● WHAT TO DO
Return a copy of each line in the listing that includes the word "ffff".

_ _ _

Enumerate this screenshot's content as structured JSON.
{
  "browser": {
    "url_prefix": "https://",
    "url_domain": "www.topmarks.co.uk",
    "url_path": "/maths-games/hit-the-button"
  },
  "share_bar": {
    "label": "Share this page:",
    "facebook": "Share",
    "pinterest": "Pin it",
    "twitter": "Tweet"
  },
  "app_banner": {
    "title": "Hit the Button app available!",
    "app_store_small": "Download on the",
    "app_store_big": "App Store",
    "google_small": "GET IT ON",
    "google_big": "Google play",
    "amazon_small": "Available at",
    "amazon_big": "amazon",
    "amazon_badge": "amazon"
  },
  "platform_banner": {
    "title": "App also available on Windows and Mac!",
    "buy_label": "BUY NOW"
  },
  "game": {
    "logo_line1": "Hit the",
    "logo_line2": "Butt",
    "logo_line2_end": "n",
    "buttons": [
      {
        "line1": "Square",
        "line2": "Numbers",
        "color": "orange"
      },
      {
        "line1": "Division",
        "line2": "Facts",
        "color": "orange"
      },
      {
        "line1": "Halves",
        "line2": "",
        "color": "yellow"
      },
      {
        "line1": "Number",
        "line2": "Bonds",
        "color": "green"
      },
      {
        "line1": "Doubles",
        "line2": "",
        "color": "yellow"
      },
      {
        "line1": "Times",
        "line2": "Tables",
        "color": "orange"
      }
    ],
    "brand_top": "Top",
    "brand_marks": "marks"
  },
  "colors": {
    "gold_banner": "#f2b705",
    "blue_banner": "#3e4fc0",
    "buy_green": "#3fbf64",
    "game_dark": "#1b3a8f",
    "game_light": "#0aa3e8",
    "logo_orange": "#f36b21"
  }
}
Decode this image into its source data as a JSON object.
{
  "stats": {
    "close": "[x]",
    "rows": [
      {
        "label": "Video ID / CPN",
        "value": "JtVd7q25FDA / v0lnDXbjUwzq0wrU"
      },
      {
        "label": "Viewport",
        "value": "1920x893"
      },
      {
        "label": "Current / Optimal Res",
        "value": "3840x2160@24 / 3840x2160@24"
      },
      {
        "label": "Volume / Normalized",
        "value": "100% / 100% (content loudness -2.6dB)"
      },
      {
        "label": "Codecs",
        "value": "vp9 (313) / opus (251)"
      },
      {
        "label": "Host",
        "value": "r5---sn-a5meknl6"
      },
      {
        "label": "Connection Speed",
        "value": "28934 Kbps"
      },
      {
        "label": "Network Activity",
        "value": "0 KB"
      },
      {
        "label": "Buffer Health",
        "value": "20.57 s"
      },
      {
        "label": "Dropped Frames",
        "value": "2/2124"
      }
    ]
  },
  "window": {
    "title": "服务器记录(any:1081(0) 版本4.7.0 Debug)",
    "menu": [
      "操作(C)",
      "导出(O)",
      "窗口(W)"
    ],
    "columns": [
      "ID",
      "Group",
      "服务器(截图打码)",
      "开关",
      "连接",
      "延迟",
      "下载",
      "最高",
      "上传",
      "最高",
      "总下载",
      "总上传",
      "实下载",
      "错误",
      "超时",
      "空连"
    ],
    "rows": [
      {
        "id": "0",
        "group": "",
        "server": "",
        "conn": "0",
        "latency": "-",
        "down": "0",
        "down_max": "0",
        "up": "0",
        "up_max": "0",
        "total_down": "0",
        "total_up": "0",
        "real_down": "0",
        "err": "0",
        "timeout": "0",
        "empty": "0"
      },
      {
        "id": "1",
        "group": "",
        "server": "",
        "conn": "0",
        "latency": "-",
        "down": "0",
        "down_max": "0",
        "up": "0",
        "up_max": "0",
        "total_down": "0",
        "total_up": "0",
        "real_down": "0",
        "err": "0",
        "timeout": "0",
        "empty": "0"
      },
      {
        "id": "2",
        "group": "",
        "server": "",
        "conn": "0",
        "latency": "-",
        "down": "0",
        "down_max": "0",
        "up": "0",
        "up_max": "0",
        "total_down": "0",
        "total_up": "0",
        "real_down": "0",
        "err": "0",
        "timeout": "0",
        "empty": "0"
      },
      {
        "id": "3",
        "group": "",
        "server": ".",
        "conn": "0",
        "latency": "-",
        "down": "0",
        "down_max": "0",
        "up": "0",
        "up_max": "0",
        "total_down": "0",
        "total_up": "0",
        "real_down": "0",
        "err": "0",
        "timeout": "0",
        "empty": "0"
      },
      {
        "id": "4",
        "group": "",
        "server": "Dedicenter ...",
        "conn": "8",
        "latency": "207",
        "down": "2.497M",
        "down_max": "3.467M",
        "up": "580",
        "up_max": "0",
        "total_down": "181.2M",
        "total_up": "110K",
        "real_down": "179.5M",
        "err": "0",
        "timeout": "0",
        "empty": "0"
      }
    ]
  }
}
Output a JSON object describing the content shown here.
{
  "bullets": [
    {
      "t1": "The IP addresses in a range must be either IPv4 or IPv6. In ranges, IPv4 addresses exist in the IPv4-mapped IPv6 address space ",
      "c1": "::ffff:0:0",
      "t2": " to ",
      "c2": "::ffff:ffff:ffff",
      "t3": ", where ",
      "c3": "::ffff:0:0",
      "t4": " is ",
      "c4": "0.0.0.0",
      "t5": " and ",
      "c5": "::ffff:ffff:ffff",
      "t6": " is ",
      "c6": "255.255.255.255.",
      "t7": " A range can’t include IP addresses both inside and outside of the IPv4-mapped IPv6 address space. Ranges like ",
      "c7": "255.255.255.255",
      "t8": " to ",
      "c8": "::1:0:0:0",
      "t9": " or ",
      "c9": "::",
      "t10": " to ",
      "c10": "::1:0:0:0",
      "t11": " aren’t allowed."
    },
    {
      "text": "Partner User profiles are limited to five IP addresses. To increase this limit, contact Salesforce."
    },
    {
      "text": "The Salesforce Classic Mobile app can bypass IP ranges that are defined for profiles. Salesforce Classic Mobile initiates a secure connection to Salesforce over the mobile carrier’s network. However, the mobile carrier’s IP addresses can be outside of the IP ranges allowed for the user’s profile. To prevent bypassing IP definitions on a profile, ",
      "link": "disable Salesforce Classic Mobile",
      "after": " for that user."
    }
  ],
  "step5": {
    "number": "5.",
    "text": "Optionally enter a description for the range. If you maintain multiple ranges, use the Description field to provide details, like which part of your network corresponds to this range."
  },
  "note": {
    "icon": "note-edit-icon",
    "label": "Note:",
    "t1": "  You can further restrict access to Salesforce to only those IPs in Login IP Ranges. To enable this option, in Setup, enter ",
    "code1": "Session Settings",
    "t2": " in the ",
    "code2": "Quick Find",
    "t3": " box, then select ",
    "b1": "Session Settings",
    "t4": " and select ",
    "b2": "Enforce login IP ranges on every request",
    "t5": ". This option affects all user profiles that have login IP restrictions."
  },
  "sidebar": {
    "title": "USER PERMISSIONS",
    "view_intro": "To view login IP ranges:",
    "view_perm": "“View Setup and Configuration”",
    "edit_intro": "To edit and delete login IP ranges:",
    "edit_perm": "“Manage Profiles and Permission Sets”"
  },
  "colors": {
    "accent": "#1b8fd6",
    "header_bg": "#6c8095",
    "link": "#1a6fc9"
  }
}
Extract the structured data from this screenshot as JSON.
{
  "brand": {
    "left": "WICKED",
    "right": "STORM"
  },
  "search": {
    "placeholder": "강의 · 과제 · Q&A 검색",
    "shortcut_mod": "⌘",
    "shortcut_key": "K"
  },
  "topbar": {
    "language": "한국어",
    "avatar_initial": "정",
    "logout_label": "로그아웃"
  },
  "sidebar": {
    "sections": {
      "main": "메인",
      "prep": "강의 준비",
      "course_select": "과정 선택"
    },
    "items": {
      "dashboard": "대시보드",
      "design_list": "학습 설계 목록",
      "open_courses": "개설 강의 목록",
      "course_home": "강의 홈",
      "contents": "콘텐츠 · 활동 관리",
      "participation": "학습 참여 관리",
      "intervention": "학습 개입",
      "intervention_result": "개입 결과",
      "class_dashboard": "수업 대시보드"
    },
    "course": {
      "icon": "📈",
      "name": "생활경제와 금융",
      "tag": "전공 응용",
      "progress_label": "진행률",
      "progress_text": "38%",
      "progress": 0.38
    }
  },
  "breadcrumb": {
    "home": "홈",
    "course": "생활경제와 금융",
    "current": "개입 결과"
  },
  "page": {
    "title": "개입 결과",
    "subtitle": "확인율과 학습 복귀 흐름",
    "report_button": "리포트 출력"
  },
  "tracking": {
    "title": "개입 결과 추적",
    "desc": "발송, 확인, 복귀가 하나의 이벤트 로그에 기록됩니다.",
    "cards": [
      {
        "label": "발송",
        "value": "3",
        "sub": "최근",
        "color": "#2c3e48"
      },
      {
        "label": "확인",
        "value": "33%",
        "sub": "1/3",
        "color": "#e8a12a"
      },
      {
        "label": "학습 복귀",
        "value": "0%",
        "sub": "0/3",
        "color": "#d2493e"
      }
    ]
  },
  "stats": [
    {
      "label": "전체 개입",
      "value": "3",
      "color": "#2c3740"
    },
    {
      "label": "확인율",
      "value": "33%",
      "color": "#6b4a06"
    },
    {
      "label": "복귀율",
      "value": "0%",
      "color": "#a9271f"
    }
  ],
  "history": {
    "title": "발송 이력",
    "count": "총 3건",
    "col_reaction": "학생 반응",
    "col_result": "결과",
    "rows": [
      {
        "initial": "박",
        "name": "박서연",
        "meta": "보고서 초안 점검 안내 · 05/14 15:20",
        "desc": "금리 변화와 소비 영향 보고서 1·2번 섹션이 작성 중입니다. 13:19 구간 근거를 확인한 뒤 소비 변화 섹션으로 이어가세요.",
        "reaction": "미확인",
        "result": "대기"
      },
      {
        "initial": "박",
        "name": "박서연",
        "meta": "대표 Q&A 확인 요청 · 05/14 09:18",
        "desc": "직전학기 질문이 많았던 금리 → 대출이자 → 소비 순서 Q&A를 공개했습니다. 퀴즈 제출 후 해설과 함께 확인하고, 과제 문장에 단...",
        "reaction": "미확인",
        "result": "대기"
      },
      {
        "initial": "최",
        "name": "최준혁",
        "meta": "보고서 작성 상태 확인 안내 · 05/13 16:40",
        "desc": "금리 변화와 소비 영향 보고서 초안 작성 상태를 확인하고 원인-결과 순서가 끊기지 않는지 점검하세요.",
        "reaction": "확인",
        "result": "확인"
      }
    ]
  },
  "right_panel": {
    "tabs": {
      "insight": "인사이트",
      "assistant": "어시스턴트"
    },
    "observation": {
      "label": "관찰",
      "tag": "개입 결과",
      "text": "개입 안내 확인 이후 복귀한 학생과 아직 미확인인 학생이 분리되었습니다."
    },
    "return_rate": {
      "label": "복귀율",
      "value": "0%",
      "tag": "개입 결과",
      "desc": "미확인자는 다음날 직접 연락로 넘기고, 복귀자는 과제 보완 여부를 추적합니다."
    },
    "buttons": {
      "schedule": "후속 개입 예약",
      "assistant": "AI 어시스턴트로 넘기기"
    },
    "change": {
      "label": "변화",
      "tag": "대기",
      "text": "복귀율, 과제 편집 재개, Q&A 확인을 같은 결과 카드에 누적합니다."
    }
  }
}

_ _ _

● COMPLETED EXERCISE
      "c1": "::ffff:0:0",
      "c2": "::ffff:ffff:ffff",
      "c3": "::ffff:0:0",
      "c5": "::ffff:ffff:ffff",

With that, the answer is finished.